Written by a wide range of experts in the field the book offers a critical understanding of current protest events and will help better understanding of new global forms of democracy in action.
Greater transparency is increasingly seen as the answer to a wide range of social issues by governments, NGOs and businesses around the world. However, evidence of its impact is mixed. Using case studies from around the world including India, Tanzania, the UK and US, Transparency and the open society surveys the adoption of transparency globally, providing an essential framework for assessing its likely performance as a policy and the steps that can be taken to make it more effective. It addresses the role of transparency in the context of growing use by governments and businesses of surveillance and database driven decision making. The book is written for anyone involved in the use of transparency whether campaigning from outside or working inside government or business to develop policies.

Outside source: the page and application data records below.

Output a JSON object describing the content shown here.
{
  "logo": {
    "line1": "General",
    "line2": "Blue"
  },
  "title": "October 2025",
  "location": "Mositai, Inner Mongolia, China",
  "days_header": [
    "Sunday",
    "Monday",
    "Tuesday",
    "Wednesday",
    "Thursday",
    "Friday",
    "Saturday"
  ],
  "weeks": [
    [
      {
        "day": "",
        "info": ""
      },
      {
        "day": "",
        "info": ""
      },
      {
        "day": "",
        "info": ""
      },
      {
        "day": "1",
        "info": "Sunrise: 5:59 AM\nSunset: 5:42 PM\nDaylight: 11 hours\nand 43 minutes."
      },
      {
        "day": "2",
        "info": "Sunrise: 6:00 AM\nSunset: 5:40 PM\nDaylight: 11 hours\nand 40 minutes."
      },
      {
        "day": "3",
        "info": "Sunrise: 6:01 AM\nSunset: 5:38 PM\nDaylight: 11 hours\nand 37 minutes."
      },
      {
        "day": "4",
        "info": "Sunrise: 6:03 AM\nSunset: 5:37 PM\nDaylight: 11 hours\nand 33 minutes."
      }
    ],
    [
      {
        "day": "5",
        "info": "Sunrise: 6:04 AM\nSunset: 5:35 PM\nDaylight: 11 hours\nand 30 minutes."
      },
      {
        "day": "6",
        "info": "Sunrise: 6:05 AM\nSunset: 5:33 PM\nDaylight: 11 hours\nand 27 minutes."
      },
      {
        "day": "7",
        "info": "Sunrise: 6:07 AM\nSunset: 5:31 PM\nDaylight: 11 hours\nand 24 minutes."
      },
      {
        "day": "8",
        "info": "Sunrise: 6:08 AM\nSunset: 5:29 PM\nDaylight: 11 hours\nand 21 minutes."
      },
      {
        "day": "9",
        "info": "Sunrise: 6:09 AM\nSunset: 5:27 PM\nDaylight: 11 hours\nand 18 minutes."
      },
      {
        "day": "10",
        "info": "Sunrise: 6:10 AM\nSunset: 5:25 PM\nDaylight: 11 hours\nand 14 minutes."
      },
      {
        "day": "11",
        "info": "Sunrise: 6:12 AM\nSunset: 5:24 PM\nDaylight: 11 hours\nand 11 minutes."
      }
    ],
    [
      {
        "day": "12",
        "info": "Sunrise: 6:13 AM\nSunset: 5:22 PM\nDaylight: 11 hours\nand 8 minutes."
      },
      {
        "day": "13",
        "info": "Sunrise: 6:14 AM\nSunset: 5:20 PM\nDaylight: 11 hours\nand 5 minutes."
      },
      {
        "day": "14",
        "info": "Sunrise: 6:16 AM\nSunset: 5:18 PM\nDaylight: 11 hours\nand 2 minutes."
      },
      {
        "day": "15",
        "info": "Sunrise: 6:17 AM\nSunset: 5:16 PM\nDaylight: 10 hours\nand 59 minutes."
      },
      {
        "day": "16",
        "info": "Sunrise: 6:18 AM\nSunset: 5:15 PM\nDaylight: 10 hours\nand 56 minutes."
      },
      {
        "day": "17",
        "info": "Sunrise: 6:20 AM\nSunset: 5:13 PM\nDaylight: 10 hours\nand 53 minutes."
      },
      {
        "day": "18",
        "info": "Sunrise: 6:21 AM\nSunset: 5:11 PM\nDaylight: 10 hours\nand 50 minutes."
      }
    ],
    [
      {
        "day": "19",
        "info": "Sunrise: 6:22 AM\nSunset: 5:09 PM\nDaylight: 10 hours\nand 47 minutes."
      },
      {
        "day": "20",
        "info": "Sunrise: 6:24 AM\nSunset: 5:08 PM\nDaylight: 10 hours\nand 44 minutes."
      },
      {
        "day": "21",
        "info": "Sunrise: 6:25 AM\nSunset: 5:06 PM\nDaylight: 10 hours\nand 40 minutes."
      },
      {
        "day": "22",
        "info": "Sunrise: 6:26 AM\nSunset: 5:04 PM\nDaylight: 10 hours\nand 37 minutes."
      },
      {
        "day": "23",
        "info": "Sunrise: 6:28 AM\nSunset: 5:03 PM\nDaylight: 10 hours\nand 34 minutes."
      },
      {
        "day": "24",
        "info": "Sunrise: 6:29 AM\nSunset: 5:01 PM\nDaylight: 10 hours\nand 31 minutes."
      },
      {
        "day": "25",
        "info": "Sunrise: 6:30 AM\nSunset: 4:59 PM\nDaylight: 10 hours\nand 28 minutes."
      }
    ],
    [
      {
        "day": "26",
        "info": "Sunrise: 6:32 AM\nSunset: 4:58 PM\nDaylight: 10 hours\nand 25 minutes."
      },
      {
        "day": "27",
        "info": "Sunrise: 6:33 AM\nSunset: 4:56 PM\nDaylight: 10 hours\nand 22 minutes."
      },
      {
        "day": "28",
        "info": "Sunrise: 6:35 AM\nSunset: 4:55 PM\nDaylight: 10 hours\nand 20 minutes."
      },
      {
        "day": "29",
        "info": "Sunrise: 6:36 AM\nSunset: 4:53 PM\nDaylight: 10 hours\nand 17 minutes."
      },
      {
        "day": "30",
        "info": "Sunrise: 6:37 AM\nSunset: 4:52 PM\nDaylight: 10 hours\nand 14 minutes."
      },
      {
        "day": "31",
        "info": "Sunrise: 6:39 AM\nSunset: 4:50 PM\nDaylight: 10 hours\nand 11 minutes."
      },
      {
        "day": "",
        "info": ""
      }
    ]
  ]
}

Policy Analysis in the Czech Republic is a vital addition to the International Library of Policy Analysis series. It is not only the first comprehensive overview of the historical development and current state of policy analysis in the Czech Republic, but also in the post-communist Central and Eastern European region. As such, it provides a unique picture of policy analysis that in many respects profoundly differs from 'Western' policy analysis textbooks. Written by leading experts in the field – including practitioners – it outlines the historical development of policy analysis, identifies its role in academic education and research, and examines its varying styles and methods. This unique book offers indispensable reading for researchers, policy makers and students.
This is the first book to provide a critical criminological perspective on sport and the connections between sport and crime. It draws on the inter-disciplinary nature of criminology and incorporates emerging perspectives like social harm, gender and sexuality, and green criminology. Written from an international perspective, it covers topics including sports scandals and the possibility of crime prevention through sport. American football, boxing, soccer and sumo are all examined.
The book considers both sports law and the sociology of sport and will be essential reading for students and academics in these fields.
Why do democracies fall apart, and what can be done about it?
This book introduces students to the concept and causes of democratic decay in the modern world. Illustrating the integral link between public commitment to democratic norms and the maintenance of healthy democracies, it examines the key factors in decaying democracies, including:
• Economic inequality;
• Populist and authoritarian discourse;
• Declining belief in political institutions and processes.
Drawing on real-world developments, and including international case studies, the book outlines the extent to which there is a ‘democratic recession’ in contemporary politics and shows how transnational networks and technology are impacting on this development.
Human Rights Watch’s World Report 2014 is the global rights watchdog’s flagship 24th annual review of global trends and news in human rights. An invaluable resource for journalists, diplomats, and citizens, it features not only incisive country surveys but also hard-hitting essays highlighting key human rights issues and striking photo essays by award-winning photographers. Customers outside of the UK and Europe: copies are available from Sevenstories.com